To complicate matters, Lelani wants to keep her wedding simple, but Gil (the groom) has a Latina mama with other ideas. Meanwhile Kendall (the pregnant bride) wants to pull out all the stops on her wedding—and suddenly her absentee parents are on the scene. A crazed competition for bridesmaids, wedding locations, showers, attention, and a little peace and quiet takes over 86 Bloomberg Place. Yet at the same time, friendships are being forged that will last a lifetime.

With only two months to pull off both weddings (on the same day), the pressure is on, and the stress just might kill all promise of happily ever after. Are their friendships strong enough to weather the hassles and heartaches?

Tricia's Take:
Ok, so first off, true confessions: I’ve read a number of melody Carlson’s books and some I’ve liked, some not so much. I was excited, though, to read Three Weddings and a Bar Mitzvah as it is the fourth and final installment of Ms. Carlson’s 86 Bloomberg Place series and I enjoyed the other three books in the series.

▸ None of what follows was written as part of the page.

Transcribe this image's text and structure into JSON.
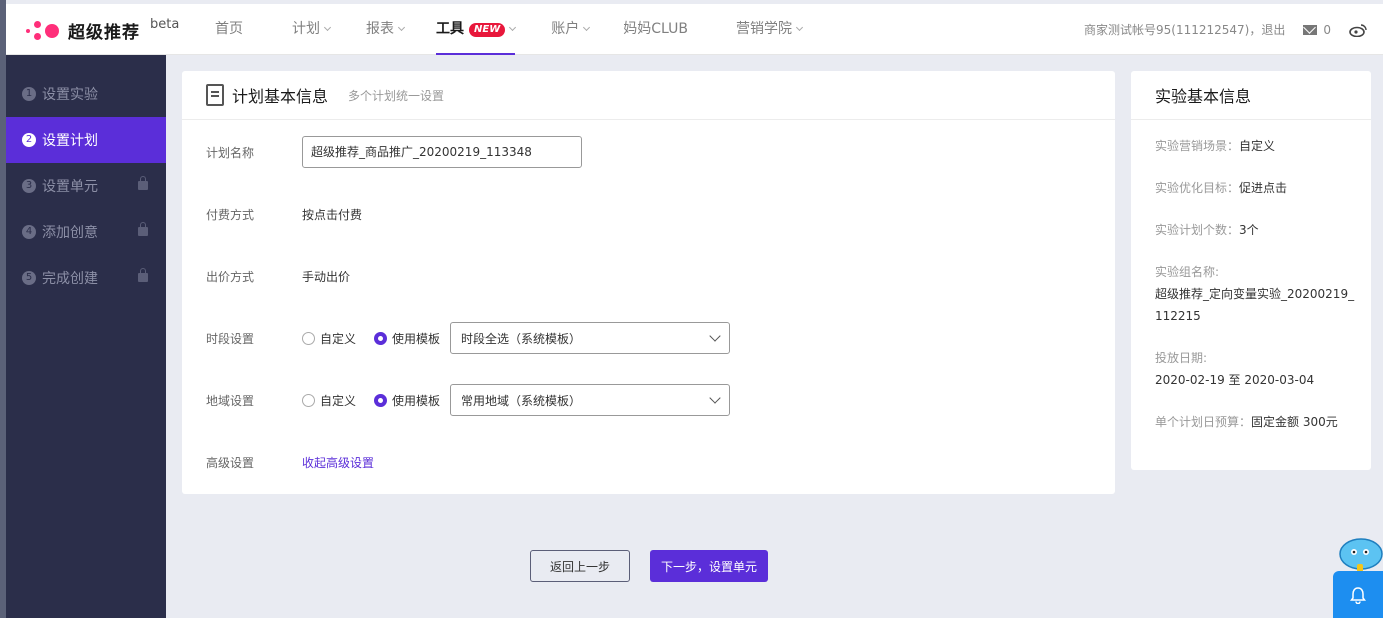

Can I just tell you: this book made me cry. At the end, I was truly crying – not one little tear in the corner of my eye, but actual tears streaming down my face. This tells you two things: A) I am a sap, and B) I really got to know and care about Lelani, Megan, Kendall, and Anna: the girls of 86 Bloomberg Place.

 If you have the time and enjoy a book that doesn’t save the world but takes you away from it for a little bit, read this book. I am not going to tell you what happens because you need to discover for yourself. If you do read it, read the series in order as the author doesn’t waste your time rehashing in later novels the events of the earlier ones; it will help you have a better understanding of where these ladies come from.

If you have no time and are looking for the one awesome, life changing book you will read this year, this book isn’t it. But, despite some faults, I did enjoy it and it moved me in the end, so I am not regretful for taking a little time to spend with the girls of 86 Bloomberg Place as they find their way.